President Joe Biden issued a directive Thursday that will require about 2 million federal employees to disclose whether they’ve been vaccinated against Covid-19, or else submit to regular testing, as the highly transmissible Delta variant drives up new infections nationwide.
Federal workers and on-site contractors will have to attest to their vaccination status, the White House said. Those who don’t must wear masks at work regardless of their geographic location and get tested once or twice a week for Covid-19. Employees who don’t disclose being fully vaccinated also will be subject to work travel restrictions and must physically distance from colleagues and visitors, the administration said.
“If people are vaccinated, the transmission rate drops through the floor,” Biden said.
The president is directing the administration to extend similar standards to all federal contractors, noting that a return to “normal” can be expedited by employers pushing immunization of employees.
“Fully vaccinated workplaces will make that happen more quickly and more successfully,” Biden said during a speech from the East Room of the White House. “We all know that in our gut.”
“The Administration will encourage employers across the private sector to follow this strong model,” the White House said in a fact sheet about the announcement.
Biden is also directing the Pentagon to determine how and when it might add Covid vaccination to the list of mandated immunizations for the military. Defense Secretary Lloyd Austin will begin meeting with the department’s medical professionals, as well as the Joint Chiefs of Staff, to prepare recommendations for the president, Jamal Brown, deputy Pentagon press secretary, said in a statement Thursday night.
“In accordance with the guidance the President issued today, all military and civilian DoD personnel will be asked to attest to their vaccination status,” Brown said. “Personnel unable or unwilling to do that will be required to wear a mask, physically distance, comply with a regular testing requirement and be subject to official travel restrictions.”
The hotly anticipated order could give federal agencies discretion to require proof of vaccination among workers, especially those who work in health care settings or who regularly interact with Americans in person. It marks one of the White House’s most aggressive actions to date to encourage uptake of Covid-19 shots. But the directive’s language stops short of such a mandate, rendering the policy an honor system whereby bosses may have to take their employees at their word, depending on where they work.

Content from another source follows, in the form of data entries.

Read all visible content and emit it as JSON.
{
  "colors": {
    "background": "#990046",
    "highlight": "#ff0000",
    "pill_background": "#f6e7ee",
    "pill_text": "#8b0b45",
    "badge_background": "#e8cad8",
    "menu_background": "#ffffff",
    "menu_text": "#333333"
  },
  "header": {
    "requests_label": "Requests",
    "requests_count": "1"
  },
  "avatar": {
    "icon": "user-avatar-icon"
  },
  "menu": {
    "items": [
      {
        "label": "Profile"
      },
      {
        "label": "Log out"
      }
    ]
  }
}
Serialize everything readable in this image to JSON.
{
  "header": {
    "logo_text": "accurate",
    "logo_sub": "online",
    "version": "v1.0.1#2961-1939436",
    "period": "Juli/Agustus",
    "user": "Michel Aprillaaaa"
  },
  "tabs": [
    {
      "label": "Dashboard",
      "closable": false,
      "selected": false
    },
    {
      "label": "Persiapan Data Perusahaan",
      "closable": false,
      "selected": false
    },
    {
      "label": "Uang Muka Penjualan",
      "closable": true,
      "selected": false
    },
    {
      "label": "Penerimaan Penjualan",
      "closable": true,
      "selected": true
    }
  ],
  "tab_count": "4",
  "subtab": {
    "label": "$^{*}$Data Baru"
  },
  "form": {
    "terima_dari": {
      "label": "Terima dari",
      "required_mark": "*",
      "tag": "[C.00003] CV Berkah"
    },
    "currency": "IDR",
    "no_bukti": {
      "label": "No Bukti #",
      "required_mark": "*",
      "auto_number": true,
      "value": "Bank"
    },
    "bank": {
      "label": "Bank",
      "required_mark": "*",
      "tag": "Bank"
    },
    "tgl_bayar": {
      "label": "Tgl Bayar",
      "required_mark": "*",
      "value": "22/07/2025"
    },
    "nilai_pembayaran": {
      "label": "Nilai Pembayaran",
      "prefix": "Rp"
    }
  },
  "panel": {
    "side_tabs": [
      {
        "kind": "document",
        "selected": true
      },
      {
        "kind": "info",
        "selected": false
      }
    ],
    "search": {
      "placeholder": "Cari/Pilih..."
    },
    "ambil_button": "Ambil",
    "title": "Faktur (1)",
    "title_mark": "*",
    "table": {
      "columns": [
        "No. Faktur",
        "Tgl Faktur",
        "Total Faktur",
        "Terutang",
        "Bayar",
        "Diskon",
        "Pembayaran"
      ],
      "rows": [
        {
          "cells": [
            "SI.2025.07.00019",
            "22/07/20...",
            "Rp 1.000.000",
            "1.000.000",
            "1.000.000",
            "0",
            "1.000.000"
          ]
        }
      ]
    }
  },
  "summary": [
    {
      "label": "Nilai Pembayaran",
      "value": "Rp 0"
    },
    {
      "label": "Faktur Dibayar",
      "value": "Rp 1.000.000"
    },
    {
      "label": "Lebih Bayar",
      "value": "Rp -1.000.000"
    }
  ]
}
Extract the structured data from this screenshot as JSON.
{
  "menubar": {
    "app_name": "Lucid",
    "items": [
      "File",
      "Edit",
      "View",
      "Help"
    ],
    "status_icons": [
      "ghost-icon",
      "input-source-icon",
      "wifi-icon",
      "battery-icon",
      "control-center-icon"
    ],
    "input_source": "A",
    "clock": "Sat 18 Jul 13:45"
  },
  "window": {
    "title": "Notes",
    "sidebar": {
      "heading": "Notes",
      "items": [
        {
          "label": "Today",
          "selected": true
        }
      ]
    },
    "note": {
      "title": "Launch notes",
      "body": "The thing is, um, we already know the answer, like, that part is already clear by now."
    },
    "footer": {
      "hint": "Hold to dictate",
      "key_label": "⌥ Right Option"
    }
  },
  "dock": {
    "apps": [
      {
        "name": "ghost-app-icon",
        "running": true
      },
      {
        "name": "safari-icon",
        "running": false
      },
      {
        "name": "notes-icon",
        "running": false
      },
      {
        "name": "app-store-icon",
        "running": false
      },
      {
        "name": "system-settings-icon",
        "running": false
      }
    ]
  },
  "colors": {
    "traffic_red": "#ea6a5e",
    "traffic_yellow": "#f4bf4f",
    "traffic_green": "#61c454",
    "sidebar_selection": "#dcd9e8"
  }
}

Those who are unvaccinated will have to submit to “weekly or twice weekly” testing, though it isn’t immediately clear if screenings would be provided in federal workplaces or if employees would have to get tested elsewhere and vouch for it.
The leader of the largest union representing federal workers, the American Federation of Government Employees, said he expects any Covid-related changes to working conditions to be negotiated with members before they’re implemented.
“Based on today’s announcement, it is our understanding that under President Biden’s proposal the vast majority of federal employees would not have to be vaccinated as a condition of employment, but that those who choose not to receive the vaccine may face certain restrictions,” said National President Everett Kelley, who also urged members to get vaccinated if they can.
The President announced that small- and medium-sized businesses will now be reimbursed for offering their employees paid leave to get their family members, including their kids, vaccinated. In April, the President announced that, thanks to the American Rescue Plan, the federal government is fully reimbursing any small- or medium-sized business that provides workers with paid time off to get vaccinated.
According to the Kaiser Family Foundation, by the end of June, half of all workers in America had access to paid time off for vaccinations, and 75 percent of workers who were offered paid time off for vaccinations from their employer reported being vaccinated. The President will also call on employers who have not offered paid time off to their employees for vaccination to do so.
Biden’s latest attempt at encouraging vaccination comes days after the CDC reversed course and recommended that Americans — regardless of Covid vaccination status — begin wearing masks again indoors if they live in communities with “substantial” or “high” infection rates. In May, the agency said vaccinated Americans no longer needed to wear masks outdoors or indoors in most circumstances.
But senior White House and CDC officials met over the weekend to discuss new data that Director Rochelle Walensky said shows that vaccinated individuals with breakthrough infections with the Delta variant have a similar viral load compared to those who aren’t, meaning vaccinated people may transmit the virus to others.
CDC hasn’t made the data public, stirring condemnation from conservatives — who have branded the new policy a “mandate” — and puzzlement from some public health experts.
“Vaccine mandates will not build trust in the vaccine, and neither will the CDC’s mask mandate based on secret, unpublished, and questionable data,” said Washington Rep. Cathy McMorris Rodgers, the House Energy and Commerce Committee’s top Republican. “All these actions only create a dangerous level of resentment toward a government that is acting like an authoritarian regime seizing more command and control in our lives and health care decisions. The most important thing we should be doing to boost vaccine confidence is encouraging people to talk to their doctors.”
Biden during his remarks implored unvaccinated Americans to get their shots, pointing to prominent Republicans like Senate Minority Leader Mitch McConnell — and “even the commentators on Fox that have been belittling us for a long time” — who have recently promoted the shot to skeptical conservatives.
“I know people talk about freedom, but I learned growing up … with freedom comes responsibility,” Biden said. “The decision to be unvaccinated impacts someone else.”
/ politico / washington post